NEW YORK -- When Matt Harvey tore an elbow ligament in August 2013, he agonized over the decision to undergo Tommy John surgery for weeks. It was not until October that Harvey, with agent Scott Boras and others lobbying for him to have surgery, finally relented.This time, with a vascular
NEW YORK -- When Matt Harvey tore an elbow ligament in August 2013, he agonized over the decision to undergo Tommy John surgery for weeks. It was not until October that Harvey, with agent Scott Boras and others lobbying for him to have surgery, finally relented.
This time, with a vascular condition putting both his pitching career and long-term health at risk, Harvey did not need significant time to make a choice on surgery. The Mets confirmed on Friday that Harvey will undergo a season-ending operation to resolve his thoracic outlet syndrome, in the hopes that he can again become a productive pitcher for them in 2017.
"He's optimistic. He's disappointed," manager Terry Collins said. "He just said, 'I'm disappointed in the way I pitched, and I hope this cures me and we get back on track.' He was disappointed, but at the same time relieved that this thing, now we have an answer."
Harvey had been weighing the operation against a temporary, non-surgical fix for the thoracic outlet syndrome symptoms he first reported to team officials on Monday. The recovery time for the operation, which involves the removal of a rib, is approximately four months. Several notable big league pitchers have undergone the procedure in recent years, including Chris Young, Josh Beckett and Phil Hughes, who did so earlier this week.
"Terry and I met with Matt today and although we all feel badly for him, we expressed our support in this decision and know he will work as hard as possible to get back on the field for the 2017 season," Mets general manager Sandy Alderson said in a statement.
Harvey, 27, was in the midst of his worst big league season, posting a 4.86 ERA with a 4-10 record in 17 starts. After giving up six runs over 3 2/3 innings in an 8-6 win over the Marlins on Monday, he complained of numbness and discomfort in his right shoulder. Mets doctors subsequently referred him to vascular specialist Dr. Robert Thompson, who will perform Harvey's surgery in St. Louis.
"He knows what's best since he was the one at the doctor," Collins said. "We certainly support him. We're disappointed that's what happened. But you've got to look down the road, look at the big picture, and now just say 2017, hopefully he'll be ready to go."
Overall for his career, Harvey is 29-28 with a 2.94 ERA. He threw a career-high 216 innings between the regular season and playoffs in 2015, his first year back from Tommy John surgery. I hope you'll understand if I stay out of touch & stick to the business of getting healthy.

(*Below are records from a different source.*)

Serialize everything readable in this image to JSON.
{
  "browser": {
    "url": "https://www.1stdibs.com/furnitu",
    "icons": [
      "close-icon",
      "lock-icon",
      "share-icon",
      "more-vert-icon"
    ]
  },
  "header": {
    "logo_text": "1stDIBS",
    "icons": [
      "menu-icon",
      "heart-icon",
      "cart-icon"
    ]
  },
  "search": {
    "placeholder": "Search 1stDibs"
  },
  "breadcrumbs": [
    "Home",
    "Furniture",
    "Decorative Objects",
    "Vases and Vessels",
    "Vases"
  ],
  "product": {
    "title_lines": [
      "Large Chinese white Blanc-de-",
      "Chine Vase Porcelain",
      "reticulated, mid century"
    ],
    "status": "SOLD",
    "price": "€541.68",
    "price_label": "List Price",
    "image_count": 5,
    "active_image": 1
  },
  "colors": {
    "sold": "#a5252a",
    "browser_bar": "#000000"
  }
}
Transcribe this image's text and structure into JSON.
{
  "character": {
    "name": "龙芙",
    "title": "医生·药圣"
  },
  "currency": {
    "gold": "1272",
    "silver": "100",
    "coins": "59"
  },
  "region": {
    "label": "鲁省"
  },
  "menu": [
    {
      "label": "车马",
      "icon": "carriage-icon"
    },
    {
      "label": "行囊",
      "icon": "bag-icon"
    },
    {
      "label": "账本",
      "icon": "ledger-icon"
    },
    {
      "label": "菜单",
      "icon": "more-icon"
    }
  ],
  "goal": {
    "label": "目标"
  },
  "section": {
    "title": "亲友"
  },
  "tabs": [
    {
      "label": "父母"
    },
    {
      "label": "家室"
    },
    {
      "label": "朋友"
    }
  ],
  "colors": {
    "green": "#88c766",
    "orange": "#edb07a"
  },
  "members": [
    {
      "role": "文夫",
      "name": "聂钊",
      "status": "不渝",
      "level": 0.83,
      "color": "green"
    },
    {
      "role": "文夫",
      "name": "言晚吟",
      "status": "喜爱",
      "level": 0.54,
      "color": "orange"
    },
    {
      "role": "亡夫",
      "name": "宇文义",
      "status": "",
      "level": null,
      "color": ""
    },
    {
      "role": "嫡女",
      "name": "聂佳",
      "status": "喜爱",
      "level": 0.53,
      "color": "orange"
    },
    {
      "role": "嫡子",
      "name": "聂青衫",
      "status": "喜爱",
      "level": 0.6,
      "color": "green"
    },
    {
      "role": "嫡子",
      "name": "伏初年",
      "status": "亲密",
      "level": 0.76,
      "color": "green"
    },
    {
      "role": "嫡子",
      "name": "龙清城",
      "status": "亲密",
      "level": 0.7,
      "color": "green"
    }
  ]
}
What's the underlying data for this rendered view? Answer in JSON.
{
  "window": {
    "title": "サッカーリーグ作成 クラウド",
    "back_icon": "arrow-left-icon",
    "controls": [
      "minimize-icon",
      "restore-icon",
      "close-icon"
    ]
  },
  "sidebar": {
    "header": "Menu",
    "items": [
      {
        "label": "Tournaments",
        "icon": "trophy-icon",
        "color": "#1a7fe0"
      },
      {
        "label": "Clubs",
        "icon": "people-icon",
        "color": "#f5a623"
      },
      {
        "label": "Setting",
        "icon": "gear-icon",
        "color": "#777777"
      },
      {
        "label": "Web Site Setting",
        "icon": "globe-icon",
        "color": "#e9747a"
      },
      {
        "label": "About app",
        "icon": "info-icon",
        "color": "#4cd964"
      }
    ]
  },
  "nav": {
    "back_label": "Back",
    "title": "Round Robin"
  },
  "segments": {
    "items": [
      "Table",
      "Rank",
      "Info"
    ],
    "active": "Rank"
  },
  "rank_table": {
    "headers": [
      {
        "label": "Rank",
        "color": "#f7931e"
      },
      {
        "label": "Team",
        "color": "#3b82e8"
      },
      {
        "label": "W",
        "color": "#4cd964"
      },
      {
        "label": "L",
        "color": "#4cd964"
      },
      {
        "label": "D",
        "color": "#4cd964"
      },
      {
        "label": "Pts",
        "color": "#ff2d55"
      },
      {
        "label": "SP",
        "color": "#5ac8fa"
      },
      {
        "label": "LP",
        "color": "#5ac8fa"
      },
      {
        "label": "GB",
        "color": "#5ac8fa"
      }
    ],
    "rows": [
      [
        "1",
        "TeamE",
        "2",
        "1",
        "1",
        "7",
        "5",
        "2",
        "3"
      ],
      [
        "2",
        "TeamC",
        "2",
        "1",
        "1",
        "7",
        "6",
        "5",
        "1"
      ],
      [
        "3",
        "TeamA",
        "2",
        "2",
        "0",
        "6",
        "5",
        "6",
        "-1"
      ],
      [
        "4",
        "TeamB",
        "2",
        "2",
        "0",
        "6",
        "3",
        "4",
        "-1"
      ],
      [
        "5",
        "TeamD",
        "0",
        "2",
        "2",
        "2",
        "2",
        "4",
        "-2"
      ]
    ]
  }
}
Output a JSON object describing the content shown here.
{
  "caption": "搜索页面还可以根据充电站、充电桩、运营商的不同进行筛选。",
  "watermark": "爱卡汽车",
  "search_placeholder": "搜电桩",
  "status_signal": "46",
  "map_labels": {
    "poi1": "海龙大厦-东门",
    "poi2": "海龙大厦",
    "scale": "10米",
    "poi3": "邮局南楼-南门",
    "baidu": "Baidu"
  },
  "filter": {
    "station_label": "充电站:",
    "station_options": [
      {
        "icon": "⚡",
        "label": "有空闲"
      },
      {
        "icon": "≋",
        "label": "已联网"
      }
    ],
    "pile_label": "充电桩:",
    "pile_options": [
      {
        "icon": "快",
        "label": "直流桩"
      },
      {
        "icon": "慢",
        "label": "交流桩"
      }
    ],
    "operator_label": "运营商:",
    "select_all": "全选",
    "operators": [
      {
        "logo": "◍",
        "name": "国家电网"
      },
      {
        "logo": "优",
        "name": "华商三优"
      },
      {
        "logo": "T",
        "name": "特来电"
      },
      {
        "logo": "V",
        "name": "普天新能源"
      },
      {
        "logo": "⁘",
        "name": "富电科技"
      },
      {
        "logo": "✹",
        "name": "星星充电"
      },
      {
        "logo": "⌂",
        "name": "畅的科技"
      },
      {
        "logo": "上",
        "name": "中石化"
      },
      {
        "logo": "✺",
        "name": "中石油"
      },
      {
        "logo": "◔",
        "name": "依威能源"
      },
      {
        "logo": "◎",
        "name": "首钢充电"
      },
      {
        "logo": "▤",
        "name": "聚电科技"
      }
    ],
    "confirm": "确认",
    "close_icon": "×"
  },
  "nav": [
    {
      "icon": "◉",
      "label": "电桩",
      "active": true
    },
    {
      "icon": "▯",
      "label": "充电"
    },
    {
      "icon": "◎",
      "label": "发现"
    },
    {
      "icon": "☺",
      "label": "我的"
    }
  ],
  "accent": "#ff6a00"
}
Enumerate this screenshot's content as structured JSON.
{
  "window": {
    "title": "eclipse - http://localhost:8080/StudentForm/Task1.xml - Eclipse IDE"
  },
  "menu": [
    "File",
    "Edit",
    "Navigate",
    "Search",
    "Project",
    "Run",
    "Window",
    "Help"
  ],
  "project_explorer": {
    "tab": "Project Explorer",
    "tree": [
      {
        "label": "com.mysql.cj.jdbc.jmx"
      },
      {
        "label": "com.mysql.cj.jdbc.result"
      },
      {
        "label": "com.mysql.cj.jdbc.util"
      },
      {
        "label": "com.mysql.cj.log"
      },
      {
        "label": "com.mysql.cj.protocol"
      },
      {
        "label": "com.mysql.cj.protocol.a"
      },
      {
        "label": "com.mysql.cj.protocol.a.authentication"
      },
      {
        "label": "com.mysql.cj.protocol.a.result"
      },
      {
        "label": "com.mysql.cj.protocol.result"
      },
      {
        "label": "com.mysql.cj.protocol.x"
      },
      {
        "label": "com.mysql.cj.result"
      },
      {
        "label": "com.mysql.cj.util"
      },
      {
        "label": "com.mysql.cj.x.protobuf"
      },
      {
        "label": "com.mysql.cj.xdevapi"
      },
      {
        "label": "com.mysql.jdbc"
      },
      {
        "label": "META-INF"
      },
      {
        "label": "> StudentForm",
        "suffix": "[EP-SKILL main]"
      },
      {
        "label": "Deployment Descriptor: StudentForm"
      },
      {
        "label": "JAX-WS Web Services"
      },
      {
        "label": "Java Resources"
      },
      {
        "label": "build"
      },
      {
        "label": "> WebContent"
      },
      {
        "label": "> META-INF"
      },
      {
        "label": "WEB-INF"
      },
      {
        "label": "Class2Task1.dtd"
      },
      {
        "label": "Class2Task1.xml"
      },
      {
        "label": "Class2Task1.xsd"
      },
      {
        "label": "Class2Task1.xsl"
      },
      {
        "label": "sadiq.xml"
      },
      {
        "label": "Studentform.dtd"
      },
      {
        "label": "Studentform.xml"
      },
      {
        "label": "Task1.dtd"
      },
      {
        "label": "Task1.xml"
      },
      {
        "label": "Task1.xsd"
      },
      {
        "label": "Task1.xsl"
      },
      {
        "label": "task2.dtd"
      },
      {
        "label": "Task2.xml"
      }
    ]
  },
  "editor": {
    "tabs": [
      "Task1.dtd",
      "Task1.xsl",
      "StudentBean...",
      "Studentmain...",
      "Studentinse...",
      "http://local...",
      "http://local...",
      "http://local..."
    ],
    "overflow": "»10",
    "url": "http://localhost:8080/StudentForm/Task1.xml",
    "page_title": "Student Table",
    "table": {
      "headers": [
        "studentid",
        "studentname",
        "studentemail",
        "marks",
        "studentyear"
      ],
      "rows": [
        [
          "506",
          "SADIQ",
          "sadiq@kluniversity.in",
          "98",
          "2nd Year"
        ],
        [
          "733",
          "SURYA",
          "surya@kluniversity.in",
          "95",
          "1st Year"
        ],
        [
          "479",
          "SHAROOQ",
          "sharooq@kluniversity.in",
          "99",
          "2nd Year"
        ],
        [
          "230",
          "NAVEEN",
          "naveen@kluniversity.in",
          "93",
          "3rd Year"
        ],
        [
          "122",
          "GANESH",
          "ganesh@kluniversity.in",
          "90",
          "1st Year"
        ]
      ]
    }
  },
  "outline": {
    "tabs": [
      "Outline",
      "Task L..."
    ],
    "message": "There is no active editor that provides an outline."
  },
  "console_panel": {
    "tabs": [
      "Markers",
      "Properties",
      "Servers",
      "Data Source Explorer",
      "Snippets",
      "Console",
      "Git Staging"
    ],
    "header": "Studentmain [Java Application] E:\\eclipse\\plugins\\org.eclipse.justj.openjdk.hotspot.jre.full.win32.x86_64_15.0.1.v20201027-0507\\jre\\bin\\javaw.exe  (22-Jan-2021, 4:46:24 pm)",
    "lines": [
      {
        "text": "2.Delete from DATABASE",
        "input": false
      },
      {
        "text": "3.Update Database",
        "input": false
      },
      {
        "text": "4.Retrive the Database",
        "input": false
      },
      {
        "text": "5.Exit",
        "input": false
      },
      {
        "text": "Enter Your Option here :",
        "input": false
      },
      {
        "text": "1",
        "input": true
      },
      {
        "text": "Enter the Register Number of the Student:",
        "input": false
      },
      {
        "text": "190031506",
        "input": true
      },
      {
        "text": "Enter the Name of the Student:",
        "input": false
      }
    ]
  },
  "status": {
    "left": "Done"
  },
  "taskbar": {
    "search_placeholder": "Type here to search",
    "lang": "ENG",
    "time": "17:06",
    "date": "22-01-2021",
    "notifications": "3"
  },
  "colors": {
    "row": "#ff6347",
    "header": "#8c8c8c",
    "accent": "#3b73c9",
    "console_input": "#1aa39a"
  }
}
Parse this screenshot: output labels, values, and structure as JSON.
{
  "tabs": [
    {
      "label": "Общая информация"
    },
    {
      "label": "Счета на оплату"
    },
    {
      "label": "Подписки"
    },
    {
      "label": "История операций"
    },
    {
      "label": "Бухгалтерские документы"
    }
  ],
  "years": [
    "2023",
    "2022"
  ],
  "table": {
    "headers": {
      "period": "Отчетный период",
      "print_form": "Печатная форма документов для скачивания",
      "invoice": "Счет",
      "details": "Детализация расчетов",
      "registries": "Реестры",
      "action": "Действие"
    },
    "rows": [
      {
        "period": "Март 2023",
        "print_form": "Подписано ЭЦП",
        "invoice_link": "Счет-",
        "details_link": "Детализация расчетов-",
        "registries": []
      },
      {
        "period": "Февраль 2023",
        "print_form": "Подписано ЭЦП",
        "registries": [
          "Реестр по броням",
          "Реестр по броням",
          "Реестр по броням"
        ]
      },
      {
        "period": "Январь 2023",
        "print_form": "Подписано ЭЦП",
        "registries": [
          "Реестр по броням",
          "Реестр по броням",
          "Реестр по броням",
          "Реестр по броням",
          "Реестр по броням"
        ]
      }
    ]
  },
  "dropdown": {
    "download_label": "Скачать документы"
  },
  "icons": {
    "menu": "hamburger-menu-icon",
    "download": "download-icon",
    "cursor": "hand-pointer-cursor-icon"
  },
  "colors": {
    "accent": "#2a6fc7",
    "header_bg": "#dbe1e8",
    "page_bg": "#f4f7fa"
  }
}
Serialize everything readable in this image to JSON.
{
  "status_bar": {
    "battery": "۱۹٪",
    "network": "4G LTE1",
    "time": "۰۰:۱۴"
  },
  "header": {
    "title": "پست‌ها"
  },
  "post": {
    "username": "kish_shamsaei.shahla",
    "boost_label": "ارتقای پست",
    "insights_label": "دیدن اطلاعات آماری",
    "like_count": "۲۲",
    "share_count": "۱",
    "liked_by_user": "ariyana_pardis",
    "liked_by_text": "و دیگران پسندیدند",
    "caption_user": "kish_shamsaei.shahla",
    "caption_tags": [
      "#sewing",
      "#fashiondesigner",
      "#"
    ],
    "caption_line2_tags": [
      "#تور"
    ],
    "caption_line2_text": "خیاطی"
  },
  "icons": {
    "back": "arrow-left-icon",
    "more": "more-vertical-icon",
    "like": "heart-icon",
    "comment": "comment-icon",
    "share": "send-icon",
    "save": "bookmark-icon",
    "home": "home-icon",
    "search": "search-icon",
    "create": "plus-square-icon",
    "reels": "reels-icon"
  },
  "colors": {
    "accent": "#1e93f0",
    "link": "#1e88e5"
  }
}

Harvey shared his thoughts with fans in a series of tweets, writing, "I'm extremely disappointed to learn that I'll be out for the season, but I'm relieved to have answers and get back to doing what I love. I know how strong and determined my teammates are, and I will stand behind them for the rest of the season!"
The loss of Harvey leaves the Mets thin in their rotation, particularly with Steven Matz and Noah Syndergaard pitching through bone spurs in their elbows. Logan Verrett will start in Harvey's place on Saturday, with a chance to keep that rotation spot for the foreseeable future. But the Mets could also turn to a prospect such as Gabriel Ynoa after the All-Star break, or even swing a trade. Zack Wheeler, who is rehabbing from Tommy John elbow surgery, is more than a month away.
Harvey's surgery also underscores the fragility of pitching, and particularly of teams such as the Mets that are built around it. Though Harvey's 2015 innings total was a notable exception, the Mets have taken pains over the past few years to protect him, Syndergaard, Matz and Wheeler from injuries. At this point, they feel there is little else they can do.
"They're going to go pitch, and we'll just monitor the workload, and hopefully we won't have to go through too many more of these," Collins said.
"By the way, we will. Because it's the nature of pitching."
Fantasy spin | Fred Zinkie (@FredZinkieMLB)
Despite his ace-level price on draft day, Harvey instead will rank among the biggest fantasy letdowns of 2016. The right-hander can be dropped in all one-year leagues, of course, but he retains great value in keeper formats given his 2.94 ERA, 1.08 WHIP and 9.1 K/9 rate across 82 career starts. Owners seeking a high-upside Harvey replacement should check the waiver wire for youngsters such as Jameson Taillon, Blake Snell or Tyler Glasnow.
Anthony DiComo has covered the Mets for MLB.com since 2008. Follow him on Twitter @AnthonyDiComo and Facebook, and listen to his podcast.